One in 5 women and one in 16 men has been sexually assaulted while in college,1 and an estimated 90% of sexual assaults among college students are never reported.2
Sexual Assault Awareness Month (SAAM) aims to address these serious issues. A national health observance that takes place annually in April, SAAM has served as a rallying call to people and organizations across the US to prevent sexual violence since 2001.
This year’s SAAM theme, “Safer Campuses, Brighter Futures: It’s time to act! Prevent sexual violence.” puts the spotlight on college and universities and encourages college students, faculty, staff, and administrators to become educated about sexual violence and take action to prevent it.
Here are some ways you can get involved:
Visit the SAAM website to learn how you can play a role in sexual violence prevention.
Use your voice to make an impact. Talk to friends about sexual violence. Write a letter to the editor of the Collegian. Use #SAAM on social media to spread the word.
Become familiar with the Penn State Center for Women Students and its services for students who have been impacted by sexual violence, relationship violence, stalking, harassment, and other campus climate issues.
Participate in one of the many events UPUA is sponsoring as part of Penn State’s Sexual Violence Awareness Week.
Not sure if you should get yourself tested (GYT) for STDs? Here are just a few reasons why it’s a good idea:
STDs are more common than you might think. In fact, the Centers for Disease Control and Prevention estimate that about half of all new STDs (that’s 10 million cases per year!) occur in people between the ages of 15-24. If you’ve had vaginal, anal, or oral sex, you could be at risk.
Getting tested can give you peace of mind. While you might feel nervous about getting tested, it’s the only way of knowing your STD status for sure. After all, most people who have an STD don’t experience symptoms. Getting tested means you won’t have to wonder.
If a test does come back positive, you can get treated. The good news is that if caught early, many STDs are curable and all are treatable. Knowing your status and getting treatment can decrease the chance that you’ll spread an STD to others or experience medical complications later on.
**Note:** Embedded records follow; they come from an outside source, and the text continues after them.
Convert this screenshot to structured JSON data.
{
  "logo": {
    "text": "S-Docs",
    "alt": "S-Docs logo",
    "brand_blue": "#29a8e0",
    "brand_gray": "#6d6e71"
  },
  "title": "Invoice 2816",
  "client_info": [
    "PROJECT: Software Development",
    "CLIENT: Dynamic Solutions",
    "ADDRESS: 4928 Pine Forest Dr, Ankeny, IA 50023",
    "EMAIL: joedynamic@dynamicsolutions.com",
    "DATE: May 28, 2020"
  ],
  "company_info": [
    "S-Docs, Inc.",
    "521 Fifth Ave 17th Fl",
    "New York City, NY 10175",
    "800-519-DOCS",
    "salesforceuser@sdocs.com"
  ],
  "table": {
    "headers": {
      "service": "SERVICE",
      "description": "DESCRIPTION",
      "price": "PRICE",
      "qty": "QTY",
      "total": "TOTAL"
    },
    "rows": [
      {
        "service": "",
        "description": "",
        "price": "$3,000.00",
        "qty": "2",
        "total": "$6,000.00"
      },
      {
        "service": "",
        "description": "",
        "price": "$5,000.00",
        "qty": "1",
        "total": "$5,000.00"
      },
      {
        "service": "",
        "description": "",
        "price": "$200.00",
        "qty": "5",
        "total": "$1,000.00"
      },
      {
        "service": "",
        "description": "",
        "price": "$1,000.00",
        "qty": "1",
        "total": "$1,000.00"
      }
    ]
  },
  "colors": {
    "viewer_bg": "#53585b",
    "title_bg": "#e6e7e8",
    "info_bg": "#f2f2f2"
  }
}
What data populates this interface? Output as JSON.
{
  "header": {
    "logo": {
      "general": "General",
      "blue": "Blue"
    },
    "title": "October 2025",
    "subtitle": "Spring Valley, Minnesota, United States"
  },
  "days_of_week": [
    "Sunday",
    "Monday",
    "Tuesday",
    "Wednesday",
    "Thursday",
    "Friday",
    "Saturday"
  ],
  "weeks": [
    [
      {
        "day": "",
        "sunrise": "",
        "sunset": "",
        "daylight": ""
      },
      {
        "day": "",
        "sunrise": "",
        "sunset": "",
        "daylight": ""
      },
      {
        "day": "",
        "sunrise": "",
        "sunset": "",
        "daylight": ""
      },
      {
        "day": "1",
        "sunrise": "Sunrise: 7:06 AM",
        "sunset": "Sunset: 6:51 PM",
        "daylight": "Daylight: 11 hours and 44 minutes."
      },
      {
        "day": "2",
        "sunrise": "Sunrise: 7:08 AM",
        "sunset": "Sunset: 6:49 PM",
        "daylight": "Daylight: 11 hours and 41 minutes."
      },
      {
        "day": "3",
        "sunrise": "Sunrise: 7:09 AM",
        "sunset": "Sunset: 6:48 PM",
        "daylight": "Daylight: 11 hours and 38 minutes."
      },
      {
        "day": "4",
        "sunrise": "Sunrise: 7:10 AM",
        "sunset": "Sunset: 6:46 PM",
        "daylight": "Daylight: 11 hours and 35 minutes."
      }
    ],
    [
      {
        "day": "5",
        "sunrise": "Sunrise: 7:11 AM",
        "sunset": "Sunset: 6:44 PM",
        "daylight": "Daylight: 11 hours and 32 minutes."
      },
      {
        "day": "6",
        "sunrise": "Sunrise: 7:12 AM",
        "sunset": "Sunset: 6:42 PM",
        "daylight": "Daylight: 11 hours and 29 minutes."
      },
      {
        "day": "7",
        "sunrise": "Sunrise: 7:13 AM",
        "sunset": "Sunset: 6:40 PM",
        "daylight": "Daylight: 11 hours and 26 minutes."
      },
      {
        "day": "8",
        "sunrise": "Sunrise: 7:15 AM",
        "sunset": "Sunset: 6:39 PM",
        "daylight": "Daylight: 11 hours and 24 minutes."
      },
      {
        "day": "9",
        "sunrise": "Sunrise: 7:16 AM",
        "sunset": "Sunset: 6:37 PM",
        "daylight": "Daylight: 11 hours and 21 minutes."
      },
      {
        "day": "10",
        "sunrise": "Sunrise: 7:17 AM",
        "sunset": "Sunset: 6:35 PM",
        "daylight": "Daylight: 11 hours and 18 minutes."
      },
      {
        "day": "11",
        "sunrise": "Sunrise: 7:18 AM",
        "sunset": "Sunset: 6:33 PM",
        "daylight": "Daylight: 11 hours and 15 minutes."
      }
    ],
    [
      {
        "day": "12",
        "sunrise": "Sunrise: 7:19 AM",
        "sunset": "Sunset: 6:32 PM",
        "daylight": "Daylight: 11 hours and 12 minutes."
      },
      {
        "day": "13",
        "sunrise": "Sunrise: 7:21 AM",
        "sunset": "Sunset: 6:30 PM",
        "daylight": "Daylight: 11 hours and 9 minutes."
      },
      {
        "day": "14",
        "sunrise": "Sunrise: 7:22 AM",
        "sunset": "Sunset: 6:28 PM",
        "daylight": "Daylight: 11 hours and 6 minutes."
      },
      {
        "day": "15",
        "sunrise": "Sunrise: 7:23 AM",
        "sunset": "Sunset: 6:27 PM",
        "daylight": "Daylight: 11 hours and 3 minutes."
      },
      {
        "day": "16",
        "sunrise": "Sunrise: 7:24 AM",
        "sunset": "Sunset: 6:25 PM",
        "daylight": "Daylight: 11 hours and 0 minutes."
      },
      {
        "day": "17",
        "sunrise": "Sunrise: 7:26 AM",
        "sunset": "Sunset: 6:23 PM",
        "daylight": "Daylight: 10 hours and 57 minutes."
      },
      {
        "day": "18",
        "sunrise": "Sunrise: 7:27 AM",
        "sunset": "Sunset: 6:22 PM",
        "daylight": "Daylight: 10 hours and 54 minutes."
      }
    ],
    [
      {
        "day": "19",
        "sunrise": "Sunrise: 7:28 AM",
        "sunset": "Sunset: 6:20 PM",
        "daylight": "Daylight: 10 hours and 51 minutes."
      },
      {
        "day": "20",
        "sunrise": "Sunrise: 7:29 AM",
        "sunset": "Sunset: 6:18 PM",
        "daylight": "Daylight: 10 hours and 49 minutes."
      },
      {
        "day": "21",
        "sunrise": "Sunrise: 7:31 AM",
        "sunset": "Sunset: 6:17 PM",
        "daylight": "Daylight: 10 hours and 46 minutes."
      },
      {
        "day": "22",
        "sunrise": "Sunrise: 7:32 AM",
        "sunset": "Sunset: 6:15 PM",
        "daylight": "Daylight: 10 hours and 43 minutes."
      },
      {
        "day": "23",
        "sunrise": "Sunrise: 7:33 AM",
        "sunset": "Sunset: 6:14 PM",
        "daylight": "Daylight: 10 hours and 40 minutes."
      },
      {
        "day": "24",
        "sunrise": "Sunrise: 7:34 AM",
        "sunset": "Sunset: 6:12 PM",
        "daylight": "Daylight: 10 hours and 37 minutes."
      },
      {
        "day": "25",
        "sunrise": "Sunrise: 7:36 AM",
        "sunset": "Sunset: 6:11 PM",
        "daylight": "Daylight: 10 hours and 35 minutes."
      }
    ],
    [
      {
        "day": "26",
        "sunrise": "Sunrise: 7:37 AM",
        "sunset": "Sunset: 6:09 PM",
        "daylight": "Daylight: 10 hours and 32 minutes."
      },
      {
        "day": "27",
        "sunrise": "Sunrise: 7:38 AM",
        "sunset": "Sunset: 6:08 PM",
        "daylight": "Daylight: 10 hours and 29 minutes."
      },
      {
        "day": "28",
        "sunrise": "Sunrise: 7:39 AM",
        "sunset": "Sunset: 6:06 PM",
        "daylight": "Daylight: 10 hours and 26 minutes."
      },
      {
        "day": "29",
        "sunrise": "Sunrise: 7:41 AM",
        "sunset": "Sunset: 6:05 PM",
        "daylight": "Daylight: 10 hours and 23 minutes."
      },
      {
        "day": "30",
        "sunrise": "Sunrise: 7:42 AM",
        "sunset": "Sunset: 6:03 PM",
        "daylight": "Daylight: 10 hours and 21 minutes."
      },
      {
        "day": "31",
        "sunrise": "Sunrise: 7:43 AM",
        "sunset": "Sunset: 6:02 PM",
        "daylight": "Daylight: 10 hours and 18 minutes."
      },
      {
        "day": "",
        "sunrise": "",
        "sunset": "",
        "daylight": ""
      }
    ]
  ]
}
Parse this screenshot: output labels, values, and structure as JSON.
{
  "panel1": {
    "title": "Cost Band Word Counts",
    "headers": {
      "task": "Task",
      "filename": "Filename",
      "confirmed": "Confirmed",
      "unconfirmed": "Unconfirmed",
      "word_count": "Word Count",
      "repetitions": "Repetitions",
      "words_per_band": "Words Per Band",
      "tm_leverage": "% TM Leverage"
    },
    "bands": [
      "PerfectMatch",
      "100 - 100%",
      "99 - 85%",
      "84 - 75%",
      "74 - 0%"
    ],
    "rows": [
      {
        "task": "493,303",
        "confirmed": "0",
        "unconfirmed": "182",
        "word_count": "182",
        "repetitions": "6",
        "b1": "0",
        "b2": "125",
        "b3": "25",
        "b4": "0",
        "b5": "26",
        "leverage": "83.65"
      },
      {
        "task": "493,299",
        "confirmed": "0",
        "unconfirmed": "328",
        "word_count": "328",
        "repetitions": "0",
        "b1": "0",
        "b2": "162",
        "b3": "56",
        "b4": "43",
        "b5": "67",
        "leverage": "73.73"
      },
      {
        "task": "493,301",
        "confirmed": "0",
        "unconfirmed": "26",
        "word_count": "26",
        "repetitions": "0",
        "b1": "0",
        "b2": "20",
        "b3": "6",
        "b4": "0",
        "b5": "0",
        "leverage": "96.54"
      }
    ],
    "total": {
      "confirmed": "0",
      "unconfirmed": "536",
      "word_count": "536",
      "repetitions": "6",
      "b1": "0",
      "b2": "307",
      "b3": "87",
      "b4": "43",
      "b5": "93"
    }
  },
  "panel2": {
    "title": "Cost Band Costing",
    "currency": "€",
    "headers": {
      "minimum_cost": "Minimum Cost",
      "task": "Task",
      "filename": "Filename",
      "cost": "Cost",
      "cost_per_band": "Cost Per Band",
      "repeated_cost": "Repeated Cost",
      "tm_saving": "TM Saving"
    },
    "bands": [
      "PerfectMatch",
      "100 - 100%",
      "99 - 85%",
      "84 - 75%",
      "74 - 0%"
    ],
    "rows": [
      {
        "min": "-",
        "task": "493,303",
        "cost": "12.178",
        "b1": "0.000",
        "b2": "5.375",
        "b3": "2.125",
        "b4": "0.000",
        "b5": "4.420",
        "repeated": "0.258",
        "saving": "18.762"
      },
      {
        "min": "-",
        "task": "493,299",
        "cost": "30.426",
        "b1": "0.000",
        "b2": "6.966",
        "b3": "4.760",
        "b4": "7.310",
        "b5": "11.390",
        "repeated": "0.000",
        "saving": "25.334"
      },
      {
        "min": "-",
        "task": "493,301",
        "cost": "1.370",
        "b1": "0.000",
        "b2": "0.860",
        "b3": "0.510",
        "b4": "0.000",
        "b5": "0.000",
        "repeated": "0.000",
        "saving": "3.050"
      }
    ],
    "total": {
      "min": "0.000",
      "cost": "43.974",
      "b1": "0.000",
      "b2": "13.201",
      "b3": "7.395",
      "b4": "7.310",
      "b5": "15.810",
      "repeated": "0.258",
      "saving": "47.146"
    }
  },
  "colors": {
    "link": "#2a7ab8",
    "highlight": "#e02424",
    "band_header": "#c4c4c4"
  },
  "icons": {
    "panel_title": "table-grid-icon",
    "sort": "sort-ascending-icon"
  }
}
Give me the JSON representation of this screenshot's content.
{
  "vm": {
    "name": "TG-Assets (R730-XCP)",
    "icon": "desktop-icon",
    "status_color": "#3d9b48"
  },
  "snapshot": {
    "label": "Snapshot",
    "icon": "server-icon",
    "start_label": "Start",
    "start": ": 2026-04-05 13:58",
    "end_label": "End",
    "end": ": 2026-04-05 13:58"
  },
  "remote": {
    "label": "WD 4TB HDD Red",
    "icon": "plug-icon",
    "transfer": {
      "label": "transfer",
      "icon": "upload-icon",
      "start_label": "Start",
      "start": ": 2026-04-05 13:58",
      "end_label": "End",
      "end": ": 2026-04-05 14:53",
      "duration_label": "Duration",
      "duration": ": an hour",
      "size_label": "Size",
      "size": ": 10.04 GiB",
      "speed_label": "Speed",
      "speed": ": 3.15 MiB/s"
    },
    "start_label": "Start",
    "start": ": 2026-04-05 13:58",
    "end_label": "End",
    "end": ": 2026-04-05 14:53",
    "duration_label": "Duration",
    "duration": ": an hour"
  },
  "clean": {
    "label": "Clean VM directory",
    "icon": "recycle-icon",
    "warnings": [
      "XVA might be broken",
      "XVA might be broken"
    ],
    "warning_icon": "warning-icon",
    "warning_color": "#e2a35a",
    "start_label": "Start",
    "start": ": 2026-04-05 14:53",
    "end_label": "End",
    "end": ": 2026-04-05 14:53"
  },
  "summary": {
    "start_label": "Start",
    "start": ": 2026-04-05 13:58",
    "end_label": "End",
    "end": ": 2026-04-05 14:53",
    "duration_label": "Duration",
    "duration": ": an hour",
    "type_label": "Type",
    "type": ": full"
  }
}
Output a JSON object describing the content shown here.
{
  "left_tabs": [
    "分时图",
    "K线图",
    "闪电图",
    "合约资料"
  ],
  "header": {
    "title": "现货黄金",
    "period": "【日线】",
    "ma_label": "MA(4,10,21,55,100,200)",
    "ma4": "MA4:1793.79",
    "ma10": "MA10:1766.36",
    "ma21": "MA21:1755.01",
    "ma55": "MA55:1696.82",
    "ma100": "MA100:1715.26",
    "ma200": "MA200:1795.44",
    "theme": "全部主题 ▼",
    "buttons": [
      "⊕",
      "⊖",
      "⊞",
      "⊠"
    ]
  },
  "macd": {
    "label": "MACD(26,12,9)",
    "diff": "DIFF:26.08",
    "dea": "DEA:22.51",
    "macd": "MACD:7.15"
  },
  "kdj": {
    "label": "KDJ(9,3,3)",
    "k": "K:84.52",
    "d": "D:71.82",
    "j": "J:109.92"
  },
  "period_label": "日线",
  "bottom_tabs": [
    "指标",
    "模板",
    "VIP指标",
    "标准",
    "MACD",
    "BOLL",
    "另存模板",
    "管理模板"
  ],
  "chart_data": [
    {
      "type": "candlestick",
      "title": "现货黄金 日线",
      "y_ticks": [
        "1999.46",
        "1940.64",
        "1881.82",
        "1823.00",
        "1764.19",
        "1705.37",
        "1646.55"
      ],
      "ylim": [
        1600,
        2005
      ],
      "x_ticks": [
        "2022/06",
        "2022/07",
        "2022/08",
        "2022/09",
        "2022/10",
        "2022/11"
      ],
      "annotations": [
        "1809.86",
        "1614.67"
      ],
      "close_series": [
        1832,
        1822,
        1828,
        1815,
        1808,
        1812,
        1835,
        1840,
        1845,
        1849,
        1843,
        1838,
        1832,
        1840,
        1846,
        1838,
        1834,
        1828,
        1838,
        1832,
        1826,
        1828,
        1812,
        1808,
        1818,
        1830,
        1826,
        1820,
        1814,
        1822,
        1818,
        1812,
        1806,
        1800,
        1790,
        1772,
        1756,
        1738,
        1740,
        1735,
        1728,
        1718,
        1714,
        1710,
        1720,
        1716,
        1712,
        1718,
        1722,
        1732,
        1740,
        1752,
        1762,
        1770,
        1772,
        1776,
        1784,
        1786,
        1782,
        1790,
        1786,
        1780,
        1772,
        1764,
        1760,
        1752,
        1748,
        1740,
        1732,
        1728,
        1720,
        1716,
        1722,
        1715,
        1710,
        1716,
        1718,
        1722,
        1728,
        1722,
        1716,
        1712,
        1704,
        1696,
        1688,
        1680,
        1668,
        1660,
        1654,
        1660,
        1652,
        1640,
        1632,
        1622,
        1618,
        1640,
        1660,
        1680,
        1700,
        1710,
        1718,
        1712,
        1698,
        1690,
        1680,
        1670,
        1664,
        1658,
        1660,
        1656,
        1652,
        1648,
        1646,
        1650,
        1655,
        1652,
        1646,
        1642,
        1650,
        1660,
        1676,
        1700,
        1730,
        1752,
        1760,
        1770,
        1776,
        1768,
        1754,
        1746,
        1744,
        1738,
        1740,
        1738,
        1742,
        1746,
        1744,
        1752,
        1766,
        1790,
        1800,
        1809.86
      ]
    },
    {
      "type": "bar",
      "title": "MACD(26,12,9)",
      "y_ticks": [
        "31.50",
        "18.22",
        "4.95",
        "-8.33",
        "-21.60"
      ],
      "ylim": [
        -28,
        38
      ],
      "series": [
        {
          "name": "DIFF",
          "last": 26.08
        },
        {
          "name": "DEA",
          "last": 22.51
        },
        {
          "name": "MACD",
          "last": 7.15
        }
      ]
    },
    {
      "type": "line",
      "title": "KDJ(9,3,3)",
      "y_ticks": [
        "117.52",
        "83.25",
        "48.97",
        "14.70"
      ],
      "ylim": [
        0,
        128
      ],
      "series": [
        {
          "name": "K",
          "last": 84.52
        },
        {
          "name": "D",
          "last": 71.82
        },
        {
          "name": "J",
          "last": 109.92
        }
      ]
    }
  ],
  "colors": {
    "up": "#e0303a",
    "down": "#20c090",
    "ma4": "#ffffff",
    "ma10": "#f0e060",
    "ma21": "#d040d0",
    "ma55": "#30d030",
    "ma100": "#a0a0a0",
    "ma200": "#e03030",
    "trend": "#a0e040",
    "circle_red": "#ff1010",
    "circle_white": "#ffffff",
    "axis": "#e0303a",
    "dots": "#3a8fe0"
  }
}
It’s the responsible thing to do. Getting tested regularly can protect your health and the health of others. Better yet, having a conversation with your partner about getting tested shows that you care about their well-being. Find tips to get yourself talking
Are you convinced yet? Here’s where to get tested on campus:
As the semester winds down, we’d like to take a moment to recognize and thank our student staff at University Health Services for their dedication throughout the 2014-15 academic year.
Each day our clinic and physical therapy volunteers, HealthWorks peer educators, and EMTs are hard at work assisting patients, educating students to make healthy decisions, and providing vital services for the campus and local community. Their efforts are instrumental to University Health Services’ ability to heal, educate, and care for students and the Penn State community.
Thank you to all of our student staff—we wouldn’t be able to do it without you!